Would you restate each entry word for word, omitting the pictures?

START Dataset

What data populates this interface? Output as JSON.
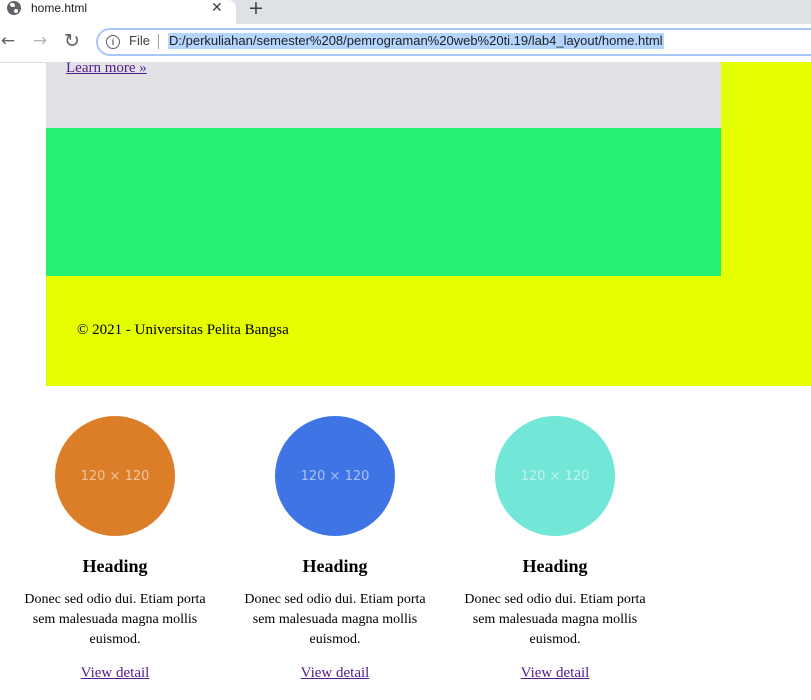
{
  "browser": {
    "tab_title": "home.html",
    "close_glyph": "✕",
    "new_tab_glyph": "+",
    "back_glyph": "←",
    "forward_glyph": "→",
    "reload_glyph": "↻",
    "info_glyph": "i",
    "file_label": "File",
    "url": "D:/perkuliahan/semester%208/pemrograman%20web%20ti.19/lab4_layout/home.html"
  },
  "page": {
    "learn_more": "Learn more »",
    "footer_text": "© 2021 - Universitas Pelita Bangsa",
    "colors": {
      "jumbotron": "#e1e2e6",
      "green": "#24f073",
      "yellow": "#e5ff00"
    },
    "columns": [
      {
        "placeholder": "120 × 120",
        "color": "#dc7e27",
        "heading": "Heading",
        "text": "Donec sed odio dui. Etiam porta sem malesuada magna mollis euismod.",
        "link": "View detail"
      },
      {
        "placeholder": "120 × 120",
        "color": "#3f74e4",
        "heading": "Heading",
        "text": "Donec sed odio dui. Etiam porta sem malesuada magna mollis euismod.",
        "link": "View detail"
      },
      {
        "placeholder": "120 × 120",
        "color": "#72e6d7",
        "heading": "Heading",
        "text": "Donec sed odio dui. Etiam porta sem malesuada magna mollis euismod.",
        "link": "View detail"
      }
    ]
  }
}
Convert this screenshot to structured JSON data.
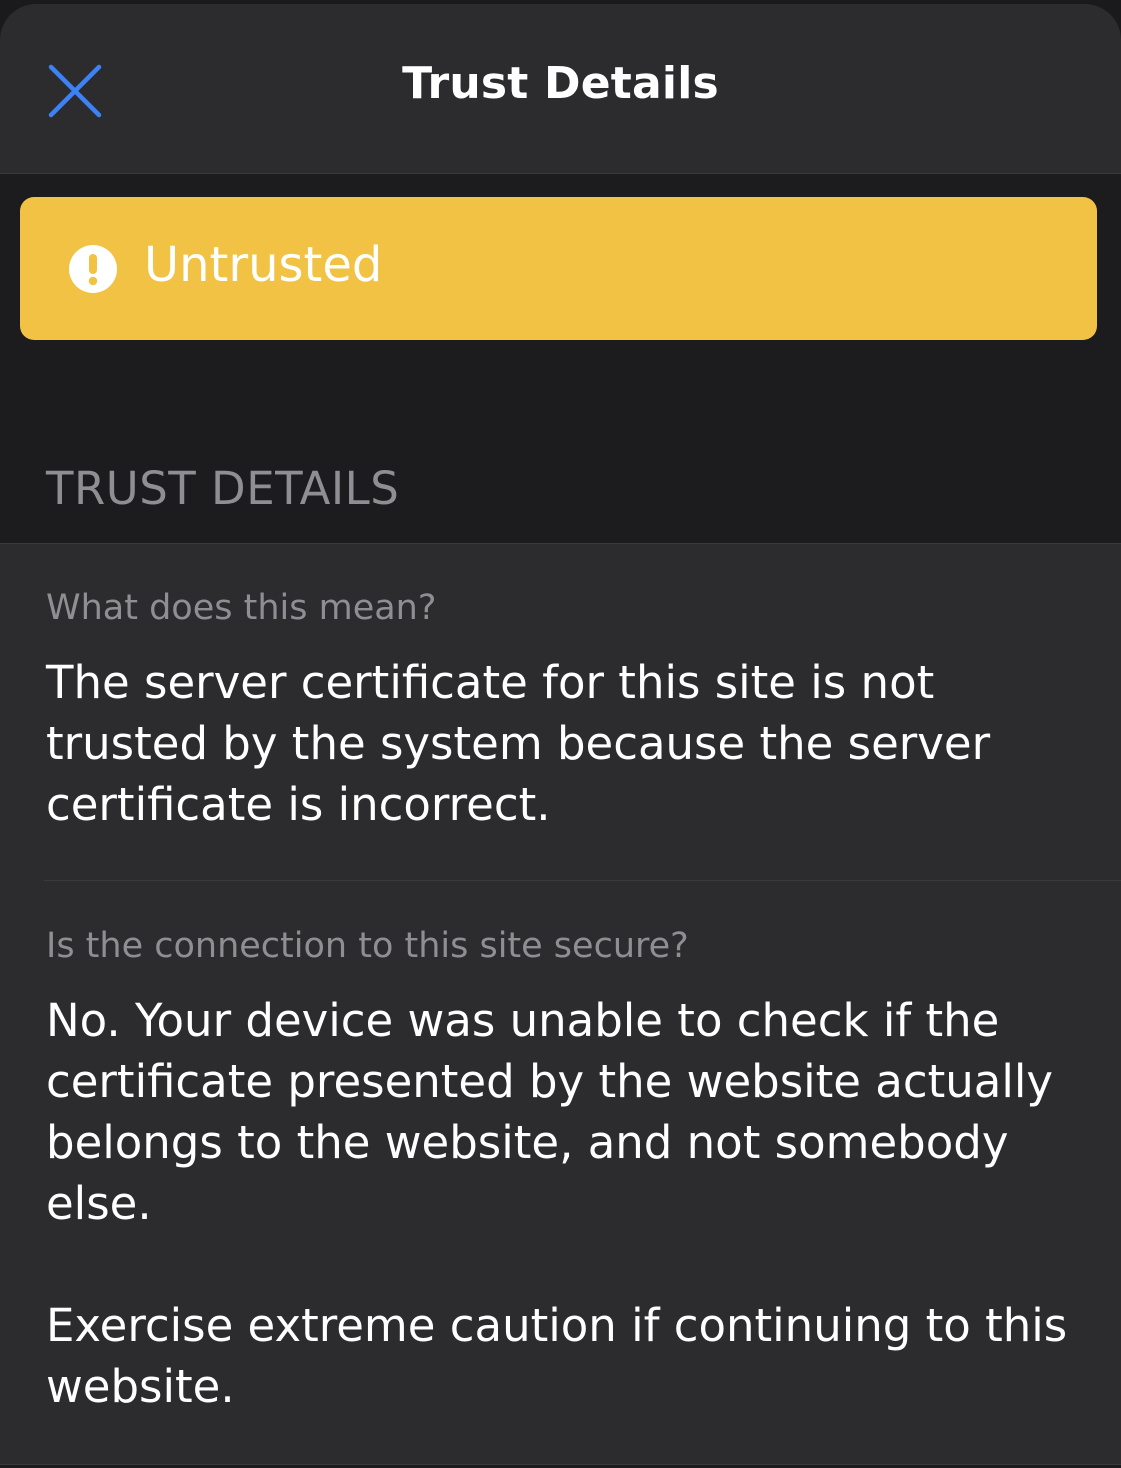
{
  "navbar": {
    "title": "Trust Details",
    "close_icon": "close-x-icon",
    "accent_color": "#3b82f6"
  },
  "banner": {
    "status_text": "Untrusted",
    "icon": "exclamation-circle-icon",
    "color": "#f2c244"
  },
  "section": {
    "header": "TRUST DETAILS",
    "items": [
      {
        "question": "What does this mean?",
        "answer": "The server certificate for this site is not trusted by the system because the server certificate is incorrect."
      },
      {
        "question": "Is the connection to this site secure?",
        "answer": "No. Your device was unable to check if the certificate presented by the website actually belongs to the website, and not somebody else.",
        "answer_extra": "Exercise extreme caution if continuing to this website."
      }
    ]
  }
}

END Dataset

→ **Written solution**
What data populates this interface? Output as JSON.
{
  "browser": {
    "tab_title": "home.html",
    "close_glyph": "✕",
    "new_tab_glyph": "+",
    "back_glyph": "←",
    "forward_glyph": "→",
    "reload_glyph": "↻",
    "info_glyph": "i",
    "file_label": "File",
    "url": "D:/perkuliahan/semester%208/pemrograman%20web%20ti.19/lab4_layout/home.html"
  },
  "page": {
    "learn_more": "Learn more »",
    "footer_text": "© 2021 - Universitas Pelita Bangsa",
    "colors": {
      "jumbotron": "#e1e2e6",
      "green": "#24f073",
      "yellow": "#e5ff00"
    },
    "columns": [
      {
        "placeholder": "120 × 120",
        "color": "#dc7e27",
        "heading": "Heading",
        "text": "Donec sed odio dui. Etiam porta sem malesuada magna mollis euismod.",
        "link": "View detail"
      },
      {
        "placeholder": "120 × 120",
        "color": "#3f74e4",
        "heading": "Heading",
        "text": "Donec sed odio dui. Etiam porta sem malesuada magna mollis euismod.",
        "link": "View detail"
      },
      {
        "placeholder": "120 × 120",
        "color": "#72e6d7",
        "heading": "Heading",
        "text": "Donec sed odio dui. Etiam porta sem malesuada magna mollis euismod.",
        "link": "View detail"
      }
    ]
  }
}
Convert this screenshot to structured JSON data.
{
  "navbar": {
    "title": "Trust Details",
    "close_icon": "close-x-icon",
    "accent_color": "#3b82f6"
  },
  "banner": {
    "status_text": "Untrusted",
    "icon": "exclamation-circle-icon",
    "color": "#f2c244"
  },
  "section": {
    "header": "TRUST DETAILS",
    "items": [
      {
        "question": "What does this mean?",
        "answer": "The server certificate for this site is not trusted by the system because the server certificate is incorrect."
      },
      {
        "question": "Is the connection to this site secure?",
        "answer": "No. Your device was unable to check if the certificate presented by the website actually belongs to the website, and not somebody else.",
        "answer_extra": "Exercise extreme caution if continuing to this website."
      }
    ]
  }
}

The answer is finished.